Discovery is the term used for the initial phase of litigation where the parties in a dispute are required to provide each other relevant information and records, along with all other evidence related to the case.
The key to addressing eDiscovery is to be proactive in the management of information and records with control over the handling of potential ediscovery requests.
eDiscovery is short for electronic discovery, which is defined as the process of discovery in civil litigation that is carried out in electronic formats. It encompasses what most often is referred to as electronically stored information, or ESI.
Examples of the types of ESI included are emails, instant messaging chats, documents, accounting databases, CAD/CAM files, Web sites, and any other electronic information that could be relevant evidence in a lawsuit. Also included in ediscovery are “raw data” and “metadata,” which forensic investigators can review for hidden evidence.
Attention Visual Learners: Click here to SEE how this term relates to Intelligent Information Management (IIM).
eDiscovery legal process – As a practice, eDiscovery runs from the time a lawsuit is foreseeable to the time the digital evidence is presented in court. At a high level, the process is as follows:
The key to being successful with eDiscovery is to have a policy that stresses:
eDiscovery applications and technology enable organizations to pull information and records from the massive volumes of content that span the enterprise, including emails, and eliminate exact copies to reduce the effort and cost of reviewing the remaining content. This can be costly and time-consuming. The best practice is to prepare before you have to act.

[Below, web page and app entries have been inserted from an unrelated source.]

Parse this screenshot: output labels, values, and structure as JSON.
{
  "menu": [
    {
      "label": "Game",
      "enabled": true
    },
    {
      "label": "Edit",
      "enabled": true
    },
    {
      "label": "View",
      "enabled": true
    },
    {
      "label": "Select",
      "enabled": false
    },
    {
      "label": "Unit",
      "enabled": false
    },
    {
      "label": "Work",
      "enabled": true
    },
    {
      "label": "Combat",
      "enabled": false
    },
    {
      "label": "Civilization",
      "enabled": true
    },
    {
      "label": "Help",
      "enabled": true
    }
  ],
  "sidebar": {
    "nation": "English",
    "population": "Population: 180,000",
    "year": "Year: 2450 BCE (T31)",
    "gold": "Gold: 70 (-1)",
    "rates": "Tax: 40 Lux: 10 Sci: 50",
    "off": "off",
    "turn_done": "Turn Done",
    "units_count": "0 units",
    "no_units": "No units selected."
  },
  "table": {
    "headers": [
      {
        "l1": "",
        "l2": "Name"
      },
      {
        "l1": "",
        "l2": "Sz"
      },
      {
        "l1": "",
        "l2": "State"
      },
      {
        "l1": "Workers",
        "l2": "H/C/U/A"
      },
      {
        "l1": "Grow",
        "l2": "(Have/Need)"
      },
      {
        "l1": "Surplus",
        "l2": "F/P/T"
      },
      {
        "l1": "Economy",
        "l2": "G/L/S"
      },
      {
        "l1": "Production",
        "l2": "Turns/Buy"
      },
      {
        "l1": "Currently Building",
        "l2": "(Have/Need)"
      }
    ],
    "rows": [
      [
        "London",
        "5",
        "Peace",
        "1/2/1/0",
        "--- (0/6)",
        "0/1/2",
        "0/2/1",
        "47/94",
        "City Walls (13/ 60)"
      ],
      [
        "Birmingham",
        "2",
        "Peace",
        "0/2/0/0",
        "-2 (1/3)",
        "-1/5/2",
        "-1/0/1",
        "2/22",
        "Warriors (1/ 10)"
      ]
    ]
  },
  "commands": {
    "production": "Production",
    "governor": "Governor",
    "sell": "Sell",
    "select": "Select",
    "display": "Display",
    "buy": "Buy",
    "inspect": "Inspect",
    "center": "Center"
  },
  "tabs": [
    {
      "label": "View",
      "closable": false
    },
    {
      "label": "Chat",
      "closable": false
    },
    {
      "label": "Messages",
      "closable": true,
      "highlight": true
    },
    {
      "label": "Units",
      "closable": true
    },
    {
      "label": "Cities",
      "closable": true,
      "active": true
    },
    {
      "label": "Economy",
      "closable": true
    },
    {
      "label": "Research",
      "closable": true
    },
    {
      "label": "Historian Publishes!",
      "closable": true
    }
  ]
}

The costs and management of eDiscovery can be lowered and managed through the implementation of a records management program and the use of an Electronic Records Management (ERM) system.